### Description of the task
Output all entries verbatim, dropping pictures.

[Saved entries]
————————

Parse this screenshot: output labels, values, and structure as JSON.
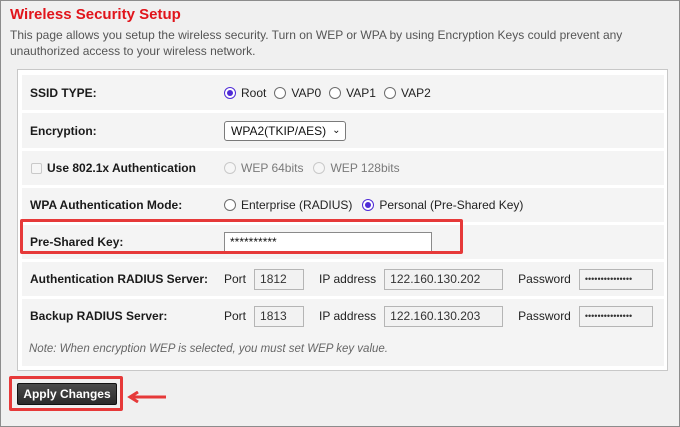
{
  "header": {
    "title": "Wireless Security Setup",
    "description": "This page allows you setup the wireless security. Turn on WEP or WPA by using Encryption Keys could prevent any unauthorized access to your wireless network."
  },
  "ssid_type": {
    "label": "SSID TYPE:",
    "options": [
      "Root",
      "VAP0",
      "VAP1",
      "VAP2"
    ],
    "selected": "Root"
  },
  "encryption": {
    "label": "Encryption:",
    "value": "WPA2(TKIP/AES)"
  },
  "auth_8021x": {
    "label": "Use 802.1x Authentication",
    "checked": false,
    "options": [
      "WEP 64bits",
      "WEP 128bits"
    ]
  },
  "wpa_mode": {
    "label": "WPA Authentication Mode:",
    "options": [
      "Enterprise (RADIUS)",
      "Personal (Pre-Shared Key)"
    ],
    "selected": "Personal (Pre-Shared Key)"
  },
  "psk": {
    "label": "Pre-Shared Key:",
    "value": "**********"
  },
  "radius": {
    "label": "Authentication RADIUS Server:",
    "port_label": "Port",
    "port": "1812",
    "ip_label": "IP address",
    "ip": "122.160.130.202",
    "password_label": "Password",
    "password": "•••••••••••••••"
  },
  "backup_radius": {
    "label": "Backup RADIUS Server:",
    "port_label": "Port",
    "port": "1813",
    "ip_label": "IP address",
    "ip": "122.160.130.203",
    "password_label": "Password",
    "password": "•••••••••••••••"
  },
  "note": "Note: When encryption WEP is selected, you must set WEP key value.",
  "apply_label": "Apply Changes",
  "colors": {
    "title": "#e1141b",
    "highlight": "#e63939",
    "radio_selected": "#4f2bd6"
  }
}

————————

### Response below
Parse this screenshot: output labels, values, and structure as JSON.
{
  "header": {
    "title": "Wireless Security Setup",
    "description": "This page allows you setup the wireless security. Turn on WEP or WPA by using Encryption Keys could prevent any unauthorized access to your wireless network."
  },
  "ssid_type": {
    "label": "SSID TYPE:",
    "options": [
      "Root",
      "VAP0",
      "VAP1",
      "VAP2"
    ],
    "selected": "Root"
  },
  "encryption": {
    "label": "Encryption:",
    "value": "WPA2(TKIP/AES)"
  },
  "auth_8021x": {
    "label": "Use 802.1x Authentication",
    "checked": false,
    "options": [
      "WEP 64bits",
      "WEP 128bits"
    ]
  },
  "wpa_mode": {
    "label": "WPA Authentication Mode:",
    "options": [
      "Enterprise (RADIUS)",
      "Personal (Pre-Shared Key)"
    ],
    "selected": "Personal (Pre-Shared Key)"
  },
  "psk": {
    "label": "Pre-Shared Key:",
    "value": "**********"
  },
  "radius": {
    "label": "Authentication RADIUS Server:",
    "port_label": "Port",
    "port": "1812",
    "ip_label": "IP address",
    "ip": "122.160.130.202",
    "password_label": "Password",
    "password": "•••••••••••••••"
  },
  "backup_radius": {
    "label": "Backup RADIUS Server:",
    "port_label": "Port",
    "port": "1813",
    "ip_label": "IP address",
    "ip": "122.160.130.203",
    "password_label": "Password",
    "password": "•••••••••••••••"
  },
  "note": "Note: When encryption WEP is selected, you must set WEP key value.",
  "apply_label": "Apply Changes",
  "colors": {
    "title": "#e1141b",
    "highlight": "#e63939",
    "radio_selected": "#4f2bd6"
  }
}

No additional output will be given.